Endeavour on Final Descent; Atlantis Prepares for Its Final Flight
By James Mulroy
NASA gave Endeavour the “Go” for Deorbit. At 1:29 am EDT, the shuttle’s two orbital Maneuvering System engines fired to set the shuttle on its course for return to KSC. According to NASA, the engines slowed Endeavour by 201 miles per hour. At 2:03 am, EDT there is no turning back, because at this time the shuttle will begin to enter the atmosphere; peak heating begins at around 2:12 am (and ends at about 2:22 am), and at 2:16 am the shuttle will begin its first “roll reversal” maneuver to slow itself down. The Endeavour will slow to subsonic speeds at around 2:31 am, and then it is expected to touch down at precisely 2:35:23 a.m.

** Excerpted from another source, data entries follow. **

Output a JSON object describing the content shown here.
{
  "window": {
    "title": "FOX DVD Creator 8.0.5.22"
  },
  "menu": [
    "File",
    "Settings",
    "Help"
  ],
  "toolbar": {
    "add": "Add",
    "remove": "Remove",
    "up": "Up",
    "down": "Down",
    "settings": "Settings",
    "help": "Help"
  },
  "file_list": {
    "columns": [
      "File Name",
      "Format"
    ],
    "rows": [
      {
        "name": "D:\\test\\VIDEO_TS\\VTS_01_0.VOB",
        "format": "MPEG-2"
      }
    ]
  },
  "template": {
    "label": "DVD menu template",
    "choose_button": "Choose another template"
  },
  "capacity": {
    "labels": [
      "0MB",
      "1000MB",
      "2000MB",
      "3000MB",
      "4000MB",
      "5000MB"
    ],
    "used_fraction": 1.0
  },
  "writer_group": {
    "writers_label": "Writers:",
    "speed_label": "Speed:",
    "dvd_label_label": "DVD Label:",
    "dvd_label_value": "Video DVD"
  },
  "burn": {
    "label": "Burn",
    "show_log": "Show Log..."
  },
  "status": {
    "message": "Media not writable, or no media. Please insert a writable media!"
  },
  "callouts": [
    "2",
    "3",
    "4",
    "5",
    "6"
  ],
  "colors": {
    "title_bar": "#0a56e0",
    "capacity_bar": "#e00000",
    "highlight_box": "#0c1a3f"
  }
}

This will mark the last flight of the Endeavour, so you don’t want to miss any of it. You can get the latest news on the Endeavour’s final descent at NASA. You can also track the descent (and ascent of the next shuttle launch) on Google Earth, just visit NASA to get the instructions.
In other news, Space Shuttle Atlantis is planned to launch on July 8th. Atlantis is currently on its move from KSCs Vehicle Assembly Building to Launch Pad 39A. It’s quite a night for NASA who is taking one shuttle down and putting another up.
Update: Shuttle Endeavour successfully landed with the main gear touching down at 2:35:36 am EDT, the nose gear at 2:35:04, and wheels stop at 2:35:36. This brings Endeavour’s flight time to 299 days in space, 4,671 Earth orbits, and a whopping 122,883,151 miles traveled. Congratulations to NASA and the Endeavour crew for another successful flight!